[Dataset rows for apps and sites]
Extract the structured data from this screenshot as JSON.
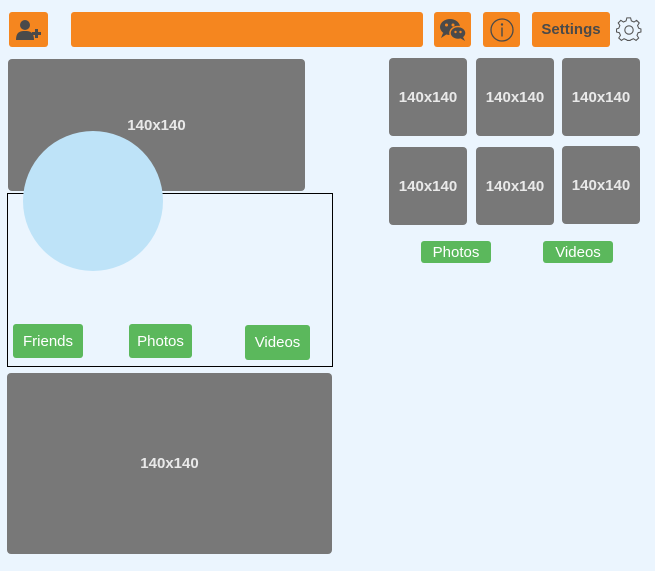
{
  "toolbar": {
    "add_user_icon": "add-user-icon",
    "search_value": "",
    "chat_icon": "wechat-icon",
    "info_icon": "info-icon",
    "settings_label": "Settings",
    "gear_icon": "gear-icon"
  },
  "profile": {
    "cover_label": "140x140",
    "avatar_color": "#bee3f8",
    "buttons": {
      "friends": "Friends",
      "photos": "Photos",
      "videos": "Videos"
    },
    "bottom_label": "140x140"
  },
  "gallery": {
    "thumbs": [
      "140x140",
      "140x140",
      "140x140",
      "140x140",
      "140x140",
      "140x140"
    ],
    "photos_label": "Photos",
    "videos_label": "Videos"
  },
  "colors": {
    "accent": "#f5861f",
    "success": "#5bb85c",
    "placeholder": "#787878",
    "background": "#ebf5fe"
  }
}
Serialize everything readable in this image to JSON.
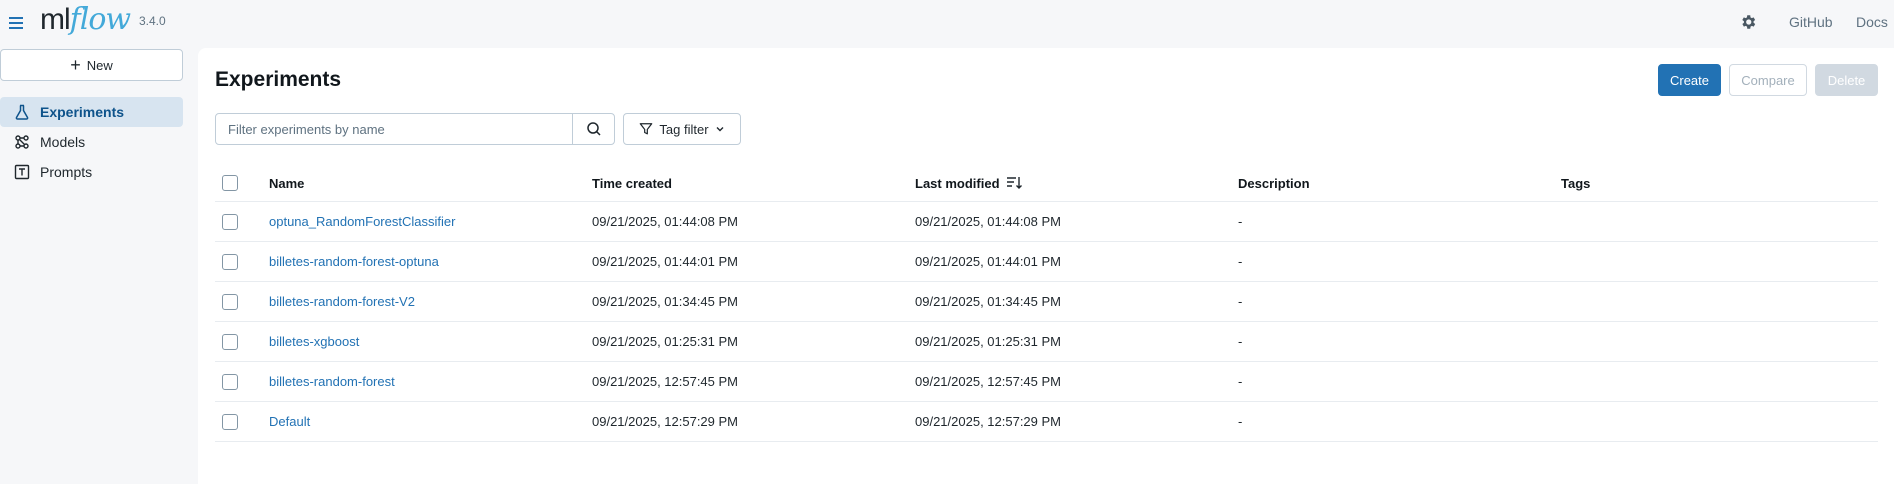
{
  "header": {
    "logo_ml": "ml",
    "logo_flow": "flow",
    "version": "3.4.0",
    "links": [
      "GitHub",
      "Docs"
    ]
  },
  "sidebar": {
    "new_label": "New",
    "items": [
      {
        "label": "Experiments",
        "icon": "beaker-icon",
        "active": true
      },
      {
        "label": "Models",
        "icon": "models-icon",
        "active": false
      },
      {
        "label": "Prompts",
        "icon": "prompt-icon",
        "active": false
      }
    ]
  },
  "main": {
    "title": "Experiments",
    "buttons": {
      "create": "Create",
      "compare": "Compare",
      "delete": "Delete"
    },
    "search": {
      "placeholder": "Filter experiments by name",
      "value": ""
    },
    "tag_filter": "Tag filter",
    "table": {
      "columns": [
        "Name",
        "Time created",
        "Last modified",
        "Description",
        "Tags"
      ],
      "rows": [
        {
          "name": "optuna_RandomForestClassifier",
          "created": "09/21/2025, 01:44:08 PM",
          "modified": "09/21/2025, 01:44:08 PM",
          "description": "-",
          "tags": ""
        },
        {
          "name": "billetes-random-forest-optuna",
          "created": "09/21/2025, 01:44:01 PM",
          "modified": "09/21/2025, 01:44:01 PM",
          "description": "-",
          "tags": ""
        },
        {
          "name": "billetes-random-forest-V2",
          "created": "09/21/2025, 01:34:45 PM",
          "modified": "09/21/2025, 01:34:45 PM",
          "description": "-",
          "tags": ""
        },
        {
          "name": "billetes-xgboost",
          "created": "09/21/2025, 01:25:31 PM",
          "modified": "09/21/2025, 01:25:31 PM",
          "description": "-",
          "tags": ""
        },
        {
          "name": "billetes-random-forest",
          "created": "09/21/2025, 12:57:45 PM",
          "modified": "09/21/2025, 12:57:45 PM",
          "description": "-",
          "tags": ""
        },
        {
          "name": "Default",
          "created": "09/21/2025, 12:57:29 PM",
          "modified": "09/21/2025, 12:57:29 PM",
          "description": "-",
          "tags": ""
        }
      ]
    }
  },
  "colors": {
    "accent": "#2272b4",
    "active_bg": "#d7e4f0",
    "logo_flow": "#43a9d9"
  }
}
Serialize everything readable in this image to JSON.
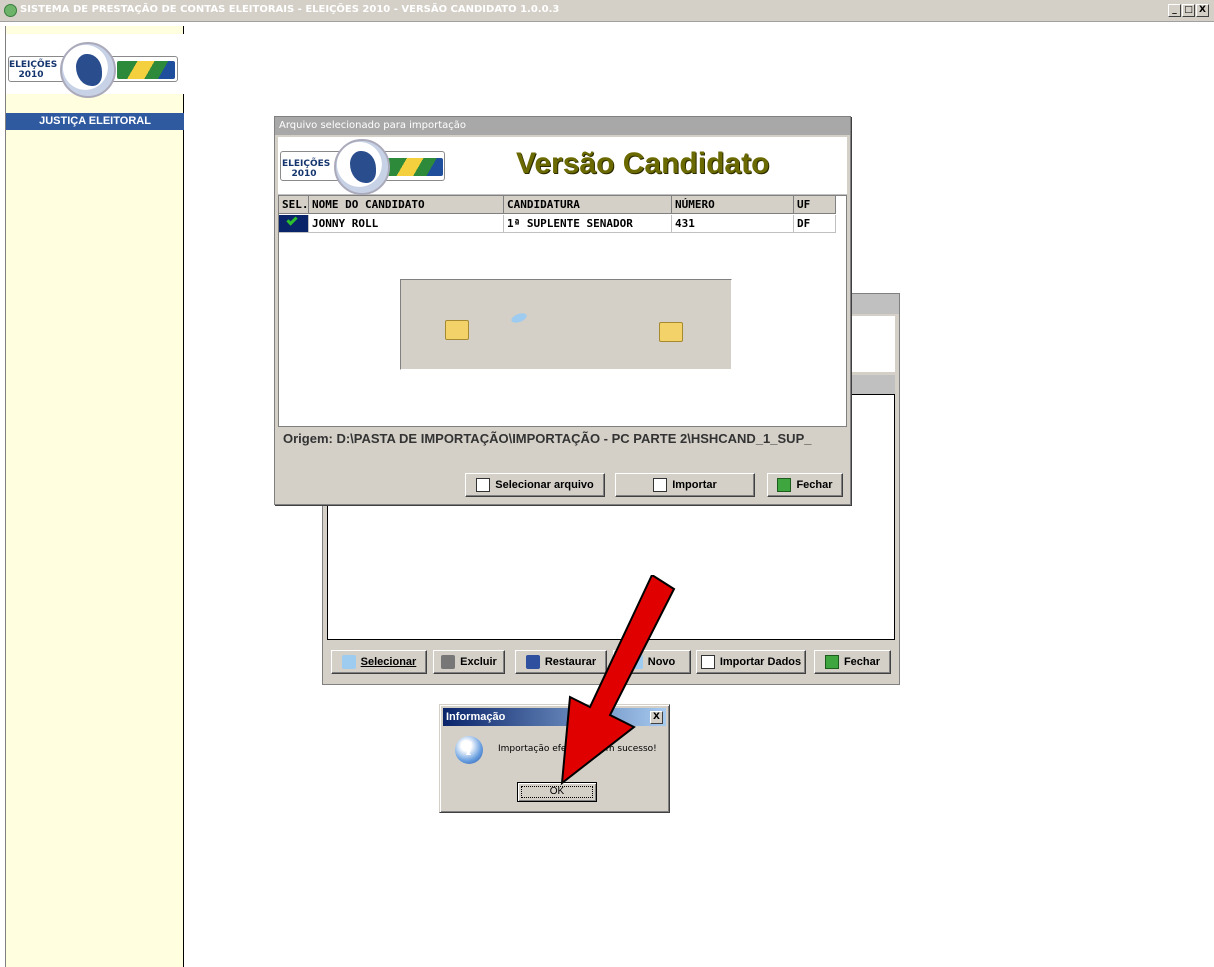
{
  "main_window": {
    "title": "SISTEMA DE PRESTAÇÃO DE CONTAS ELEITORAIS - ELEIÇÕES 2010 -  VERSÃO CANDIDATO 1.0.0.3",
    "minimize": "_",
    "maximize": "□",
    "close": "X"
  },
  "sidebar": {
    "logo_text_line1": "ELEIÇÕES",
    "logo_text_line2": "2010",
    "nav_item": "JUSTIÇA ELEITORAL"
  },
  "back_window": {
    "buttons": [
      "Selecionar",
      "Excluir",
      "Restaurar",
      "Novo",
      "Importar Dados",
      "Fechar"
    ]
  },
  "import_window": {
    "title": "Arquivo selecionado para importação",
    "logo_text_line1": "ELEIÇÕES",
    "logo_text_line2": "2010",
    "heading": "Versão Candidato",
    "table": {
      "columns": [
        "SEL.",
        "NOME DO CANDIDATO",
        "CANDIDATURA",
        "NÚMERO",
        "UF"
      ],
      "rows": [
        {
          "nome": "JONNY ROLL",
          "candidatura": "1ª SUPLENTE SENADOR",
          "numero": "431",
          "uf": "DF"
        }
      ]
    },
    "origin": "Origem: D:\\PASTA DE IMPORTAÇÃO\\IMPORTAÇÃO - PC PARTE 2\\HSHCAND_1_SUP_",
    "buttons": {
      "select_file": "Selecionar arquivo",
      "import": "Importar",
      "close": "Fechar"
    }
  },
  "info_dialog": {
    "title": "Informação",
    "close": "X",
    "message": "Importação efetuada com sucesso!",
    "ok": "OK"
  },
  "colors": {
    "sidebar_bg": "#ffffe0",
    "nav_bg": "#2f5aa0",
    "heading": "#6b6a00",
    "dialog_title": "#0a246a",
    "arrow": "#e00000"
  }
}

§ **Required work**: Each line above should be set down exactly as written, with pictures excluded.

§ **Response box**:
Extract the structured data from this screenshot as JSON.
{
  "toolbar": {
    "add_user_icon": "add-user-icon",
    "search_value": "",
    "chat_icon": "wechat-icon",
    "info_icon": "info-icon",
    "settings_label": "Settings",
    "gear_icon": "gear-icon"
  },
  "profile": {
    "cover_label": "140x140",
    "avatar_color": "#bee3f8",
    "buttons": {
      "friends": "Friends",
      "photos": "Photos",
      "videos": "Videos"
    },
    "bottom_label": "140x140"
  },
  "gallery": {
    "thumbs": [
      "140x140",
      "140x140",
      "140x140",
      "140x140",
      "140x140",
      "140x140"
    ],
    "photos_label": "Photos",
    "videos_label": "Videos"
  },
  "colors": {
    "accent": "#f5861f",
    "success": "#5bb85c",
    "placeholder": "#787878",
    "background": "#ebf5fe"
  }
}
Serialize everything readable in this image to JSON.
{
  "header": {
    "logo_ml": "ml",
    "logo_flow": "flow",
    "version": "3.4.0",
    "links": [
      "GitHub",
      "Docs"
    ]
  },
  "sidebar": {
    "new_label": "New",
    "items": [
      {
        "label": "Experiments",
        "icon": "beaker-icon",
        "active": true
      },
      {
        "label": "Models",
        "icon": "models-icon",
        "active": false
      },
      {
        "label": "Prompts",
        "icon": "prompt-icon",
        "active": false
      }
    ]
  },
  "main": {
    "title": "Experiments",
    "buttons": {
      "create": "Create",
      "compare": "Compare",
      "delete": "Delete"
    },
    "search": {
      "placeholder": "Filter experiments by name",
      "value": ""
    },
    "tag_filter": "Tag filter",
    "table": {
      "columns": [
        "Name",
        "Time created",
        "Last modified",
        "Description",
        "Tags"
      ],
      "rows": [
        {
          "name": "optuna_RandomForestClassifier",
          "created": "09/21/2025, 01:44:08 PM",
          "modified": "09/21/2025, 01:44:08 PM",
          "description": "-",
          "tags": ""
        },
        {
          "name": "billetes-random-forest-optuna",
          "created": "09/21/2025, 01:44:01 PM",
          "modified": "09/21/2025, 01:44:01 PM",
          "description": "-",
          "tags": ""
        },
        {
          "name": "billetes-random-forest-V2",
          "created": "09/21/2025, 01:34:45 PM",
          "modified": "09/21/2025, 01:34:45 PM",
          "description": "-",
          "tags": ""
        },
        {
          "name": "billetes-xgboost",
          "created": "09/21/2025, 01:25:31 PM",
          "modified": "09/21/2025, 01:25:31 PM",
          "description": "-",
          "tags": ""
        },
        {
          "name": "billetes-random-forest",
          "created": "09/21/2025, 12:57:45 PM",
          "modified": "09/21/2025, 12:57:45 PM",
          "description": "-",
          "tags": ""
        },
        {
          "name": "Default",
          "created": "09/21/2025, 12:57:29 PM",
          "modified": "09/21/2025, 12:57:29 PM",
          "description": "-",
          "tags": ""
        }
      ]
    }
  },
  "colors": {
    "accent": "#2272b4",
    "active_bg": "#d7e4f0",
    "logo_flow": "#43a9d9"
  }
}
Serialize everything readable in this image to JSON.
{
  "main_window": {
    "title": "SISTEMA DE PRESTAÇÃO DE CONTAS ELEITORAIS - ELEIÇÕES 2010 -  VERSÃO CANDIDATO 1.0.0.3",
    "minimize": "_",
    "maximize": "□",
    "close": "X"
  },
  "sidebar": {
    "logo_text_line1": "ELEIÇÕES",
    "logo_text_line2": "2010",
    "nav_item": "JUSTIÇA ELEITORAL"
  },
  "back_window": {
    "buttons": [
      "Selecionar",
      "Excluir",
      "Restaurar",
      "Novo",
      "Importar Dados",
      "Fechar"
    ]
  },
  "import_window": {
    "title": "Arquivo selecionado para importação",
    "logo_text_line1": "ELEIÇÕES",
    "logo_text_line2": "2010",
    "heading": "Versão Candidato",
    "table": {
      "columns": [
        "SEL.",
        "NOME DO CANDIDATO",
        "CANDIDATURA",
        "NÚMERO",
        "UF"
      ],
      "rows": [
        {
          "nome": "JONNY ROLL",
          "candidatura": "1ª SUPLENTE SENADOR",
          "numero": "431",
          "uf": "DF"
        }
      ]
    },
    "origin": "Origem: D:\\PASTA DE IMPORTAÇÃO\\IMPORTAÇÃO - PC PARTE 2\\HSHCAND_1_SUP_",
    "buttons": {
      "select_file": "Selecionar arquivo",
      "import": "Importar",
      "close": "Fechar"
    }
  },
  "info_dialog": {
    "title": "Informação",
    "close": "X",
    "message": "Importação efetuada com sucesso!",
    "ok": "OK"
  },
  "colors": {
    "sidebar_bg": "#ffffe0",
    "nav_bg": "#2f5aa0",
    "heading": "#6b6a00",
    "dialog_title": "#0a246a",
    "arrow": "#e00000"
  }
}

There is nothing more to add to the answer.